Being taken to a brand new exciting place, meeting new people maybe even a new love, and learning new activities one has never heard of, sounds enticing and alluring, but the harsh reality is that it is not. Slave masters in Thomas Bellamy’s play, The Benevolent Planters, is a production that was used as propaganda for the pro-slavery movement. Bellamy’s play promised glorious experiences to those leaving their comfortable home in Africa, for a strange foreign place in a whole new world.
By masking this horrid practice with promises of a better life, the slave traders tricked the slaves into their lies and they would forever know the cruelness of those who now owned them. It also showcased the “benevolent” nature of the slave masters. One of the first pretenses that the slave masters use to lure the Africans onto their ships to a life of chains, is that the weather is far better in England, than in Africa. The actor in this play comments on how hot the climate in Africa is and that he longs for the freedom in the new world. Bellamy also writes that there is no structure in Africa and those that board the ship for England will prosper in the new way of organization and civilization that the Africans so desperately need. In lines thirteen through nineteen though, events take a turn for the worse. All of the excitement and allure is shattered when the “white savage fierce upon me sprung, wrath in his eye, and fury on his tongue, and dragged me to the loathsome vessel near…and plung’d me in the horrors of despair…(Bellamy 245)”.

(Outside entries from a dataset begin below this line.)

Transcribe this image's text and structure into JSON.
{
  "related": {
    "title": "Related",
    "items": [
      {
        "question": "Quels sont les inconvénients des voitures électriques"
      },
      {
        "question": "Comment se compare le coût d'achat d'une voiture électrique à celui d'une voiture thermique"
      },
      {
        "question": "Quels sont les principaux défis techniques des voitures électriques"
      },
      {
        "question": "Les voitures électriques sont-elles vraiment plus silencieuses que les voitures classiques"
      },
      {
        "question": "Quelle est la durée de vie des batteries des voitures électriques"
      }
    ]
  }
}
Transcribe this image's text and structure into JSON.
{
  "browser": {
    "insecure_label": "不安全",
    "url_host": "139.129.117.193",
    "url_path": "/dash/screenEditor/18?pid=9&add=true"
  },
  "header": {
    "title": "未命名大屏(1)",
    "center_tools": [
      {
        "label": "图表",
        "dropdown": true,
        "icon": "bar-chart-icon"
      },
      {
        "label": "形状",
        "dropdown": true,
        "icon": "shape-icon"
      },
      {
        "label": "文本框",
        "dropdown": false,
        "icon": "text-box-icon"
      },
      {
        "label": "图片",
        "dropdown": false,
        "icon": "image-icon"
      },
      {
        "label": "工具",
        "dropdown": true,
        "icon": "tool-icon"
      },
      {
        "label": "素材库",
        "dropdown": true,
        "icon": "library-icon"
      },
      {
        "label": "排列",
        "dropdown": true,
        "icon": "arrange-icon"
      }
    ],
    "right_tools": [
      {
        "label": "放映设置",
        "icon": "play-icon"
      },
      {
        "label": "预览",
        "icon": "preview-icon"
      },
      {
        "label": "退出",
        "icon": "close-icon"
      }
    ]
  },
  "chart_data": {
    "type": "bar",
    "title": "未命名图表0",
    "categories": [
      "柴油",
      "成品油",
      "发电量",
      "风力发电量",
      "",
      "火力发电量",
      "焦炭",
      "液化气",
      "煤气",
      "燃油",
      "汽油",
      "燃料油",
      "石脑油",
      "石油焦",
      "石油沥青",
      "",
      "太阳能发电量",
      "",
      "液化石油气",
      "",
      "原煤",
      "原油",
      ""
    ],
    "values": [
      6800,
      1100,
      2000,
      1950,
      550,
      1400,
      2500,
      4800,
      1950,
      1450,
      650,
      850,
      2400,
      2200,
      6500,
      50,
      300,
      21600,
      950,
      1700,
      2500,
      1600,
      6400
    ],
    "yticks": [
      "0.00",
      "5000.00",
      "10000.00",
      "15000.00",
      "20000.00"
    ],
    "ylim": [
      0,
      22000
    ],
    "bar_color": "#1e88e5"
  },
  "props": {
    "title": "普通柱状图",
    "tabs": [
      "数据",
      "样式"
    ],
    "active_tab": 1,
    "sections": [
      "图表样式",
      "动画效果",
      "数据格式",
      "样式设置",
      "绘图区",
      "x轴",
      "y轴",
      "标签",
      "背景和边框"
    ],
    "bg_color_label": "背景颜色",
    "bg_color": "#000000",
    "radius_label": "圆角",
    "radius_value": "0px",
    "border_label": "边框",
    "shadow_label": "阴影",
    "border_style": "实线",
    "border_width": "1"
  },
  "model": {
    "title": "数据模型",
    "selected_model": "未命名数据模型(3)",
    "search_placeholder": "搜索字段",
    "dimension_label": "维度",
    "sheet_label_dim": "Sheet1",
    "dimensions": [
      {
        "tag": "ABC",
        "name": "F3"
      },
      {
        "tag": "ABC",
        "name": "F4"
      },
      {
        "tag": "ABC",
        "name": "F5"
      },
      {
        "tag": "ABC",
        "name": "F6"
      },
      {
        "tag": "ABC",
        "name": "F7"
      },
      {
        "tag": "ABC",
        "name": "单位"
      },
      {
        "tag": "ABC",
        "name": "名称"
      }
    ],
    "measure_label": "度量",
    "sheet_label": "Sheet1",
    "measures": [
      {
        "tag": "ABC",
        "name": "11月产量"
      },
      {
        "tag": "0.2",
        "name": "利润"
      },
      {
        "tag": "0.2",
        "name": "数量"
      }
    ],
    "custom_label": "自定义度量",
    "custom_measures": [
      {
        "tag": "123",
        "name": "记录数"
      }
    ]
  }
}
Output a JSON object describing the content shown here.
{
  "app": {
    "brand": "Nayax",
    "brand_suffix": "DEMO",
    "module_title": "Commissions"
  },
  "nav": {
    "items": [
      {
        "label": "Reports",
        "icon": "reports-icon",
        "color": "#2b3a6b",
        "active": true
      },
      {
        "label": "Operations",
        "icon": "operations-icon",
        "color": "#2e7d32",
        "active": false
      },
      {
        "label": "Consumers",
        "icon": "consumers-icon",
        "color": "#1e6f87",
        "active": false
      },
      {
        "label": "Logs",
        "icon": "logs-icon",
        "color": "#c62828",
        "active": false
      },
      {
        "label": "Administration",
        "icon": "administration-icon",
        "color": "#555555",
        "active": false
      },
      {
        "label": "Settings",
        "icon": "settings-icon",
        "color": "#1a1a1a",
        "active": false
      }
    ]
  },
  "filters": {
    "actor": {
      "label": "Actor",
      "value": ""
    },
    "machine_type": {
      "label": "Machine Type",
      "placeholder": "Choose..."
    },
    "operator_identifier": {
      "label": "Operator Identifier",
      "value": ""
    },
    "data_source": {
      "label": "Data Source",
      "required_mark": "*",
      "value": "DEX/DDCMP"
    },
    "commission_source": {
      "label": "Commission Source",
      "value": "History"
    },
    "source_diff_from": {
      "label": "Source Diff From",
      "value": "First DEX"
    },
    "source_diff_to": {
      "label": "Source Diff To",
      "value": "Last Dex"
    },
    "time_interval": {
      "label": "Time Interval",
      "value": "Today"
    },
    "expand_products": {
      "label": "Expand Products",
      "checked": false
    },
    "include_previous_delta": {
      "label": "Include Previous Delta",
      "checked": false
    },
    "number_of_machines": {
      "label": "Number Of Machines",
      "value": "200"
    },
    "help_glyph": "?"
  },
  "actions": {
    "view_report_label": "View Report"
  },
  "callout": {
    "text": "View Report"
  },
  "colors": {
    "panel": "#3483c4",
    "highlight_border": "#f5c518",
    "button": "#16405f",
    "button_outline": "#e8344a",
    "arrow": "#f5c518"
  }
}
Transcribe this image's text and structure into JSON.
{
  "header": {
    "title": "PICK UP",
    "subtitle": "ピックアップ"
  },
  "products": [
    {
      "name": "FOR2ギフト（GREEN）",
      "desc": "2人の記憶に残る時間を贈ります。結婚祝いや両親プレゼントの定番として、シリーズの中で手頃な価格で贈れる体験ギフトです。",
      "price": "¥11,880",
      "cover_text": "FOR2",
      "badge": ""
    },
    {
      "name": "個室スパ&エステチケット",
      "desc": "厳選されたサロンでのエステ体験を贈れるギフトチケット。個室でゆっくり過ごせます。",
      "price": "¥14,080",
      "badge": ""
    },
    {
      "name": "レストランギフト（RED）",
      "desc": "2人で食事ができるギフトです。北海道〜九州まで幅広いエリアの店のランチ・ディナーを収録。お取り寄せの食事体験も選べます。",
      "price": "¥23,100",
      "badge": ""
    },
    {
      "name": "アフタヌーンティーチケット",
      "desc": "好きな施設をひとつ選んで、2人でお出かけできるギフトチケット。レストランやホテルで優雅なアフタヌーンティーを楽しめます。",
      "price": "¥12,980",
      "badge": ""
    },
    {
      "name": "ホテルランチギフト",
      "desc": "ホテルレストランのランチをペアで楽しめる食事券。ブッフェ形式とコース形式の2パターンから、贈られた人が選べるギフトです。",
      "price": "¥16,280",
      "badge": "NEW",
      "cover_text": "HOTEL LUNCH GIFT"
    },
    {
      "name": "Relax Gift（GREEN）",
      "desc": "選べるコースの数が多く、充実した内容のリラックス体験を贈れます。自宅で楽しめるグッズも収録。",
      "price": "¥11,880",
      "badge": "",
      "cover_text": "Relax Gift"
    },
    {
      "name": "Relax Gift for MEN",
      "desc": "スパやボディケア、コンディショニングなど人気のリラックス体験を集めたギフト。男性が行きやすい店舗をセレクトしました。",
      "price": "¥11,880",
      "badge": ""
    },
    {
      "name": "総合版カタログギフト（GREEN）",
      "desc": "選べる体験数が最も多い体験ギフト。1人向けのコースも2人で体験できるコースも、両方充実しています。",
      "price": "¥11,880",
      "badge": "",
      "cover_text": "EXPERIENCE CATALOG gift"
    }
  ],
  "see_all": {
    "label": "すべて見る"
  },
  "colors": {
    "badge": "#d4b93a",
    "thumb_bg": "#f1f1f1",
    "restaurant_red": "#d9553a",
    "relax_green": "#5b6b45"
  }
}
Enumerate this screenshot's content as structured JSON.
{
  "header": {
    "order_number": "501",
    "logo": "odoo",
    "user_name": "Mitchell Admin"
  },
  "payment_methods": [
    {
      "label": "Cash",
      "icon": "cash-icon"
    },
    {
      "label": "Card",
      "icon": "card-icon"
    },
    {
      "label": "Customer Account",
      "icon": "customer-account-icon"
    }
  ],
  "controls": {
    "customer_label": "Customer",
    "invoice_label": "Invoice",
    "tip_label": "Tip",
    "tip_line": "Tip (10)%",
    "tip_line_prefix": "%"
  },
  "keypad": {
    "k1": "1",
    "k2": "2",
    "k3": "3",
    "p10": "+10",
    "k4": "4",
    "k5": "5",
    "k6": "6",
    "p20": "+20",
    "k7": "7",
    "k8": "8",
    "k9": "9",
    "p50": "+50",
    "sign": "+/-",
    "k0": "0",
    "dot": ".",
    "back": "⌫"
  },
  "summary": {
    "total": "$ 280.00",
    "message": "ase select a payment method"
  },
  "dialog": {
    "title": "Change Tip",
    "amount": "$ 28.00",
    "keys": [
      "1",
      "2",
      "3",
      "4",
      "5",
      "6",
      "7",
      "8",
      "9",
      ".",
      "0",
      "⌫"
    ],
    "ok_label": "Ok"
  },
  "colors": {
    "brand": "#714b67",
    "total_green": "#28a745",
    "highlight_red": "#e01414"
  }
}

Just in the prologue alone, promises were offered, then quickly snatched away, never to be seen again. The play starts soon after that and immediately there is a false pretense of hope. The slave masters, whose names are ironically Heartfree and Goodwin make an appearance. By naming his characters such warm and inviting names, Bellamy is trying to communicate that although the slaves seem to be doing the slaves a justice, but in reality, doing them more harm than good. An example of this is when Oran and Selima, two lovers, are separated and sent to different plantations. Goodwin asks Selima to sing a song she has composed to mourn her love that she has lost. Although Goodwin’s act seemed benevolent and true, he in fact just wanted to make her sing and enforce his power over her. The end of the play is what one would call a “happy ending.” The slave masters reunite Oran and Selima, and all is right in the world once again, but that is what Bellamy intended. The slave masters separated the lovers in the first place and are now taking credit for their joyous reunion. This play was saturated in pro-slavery elements and praises the planters for all the good things that happen in the slaves lives.
Damrosch, David, and Kevin J.H. Dettmar. The Longman Anthology of British Literature. 5th ed. New York: Pearson Education Inc., 2010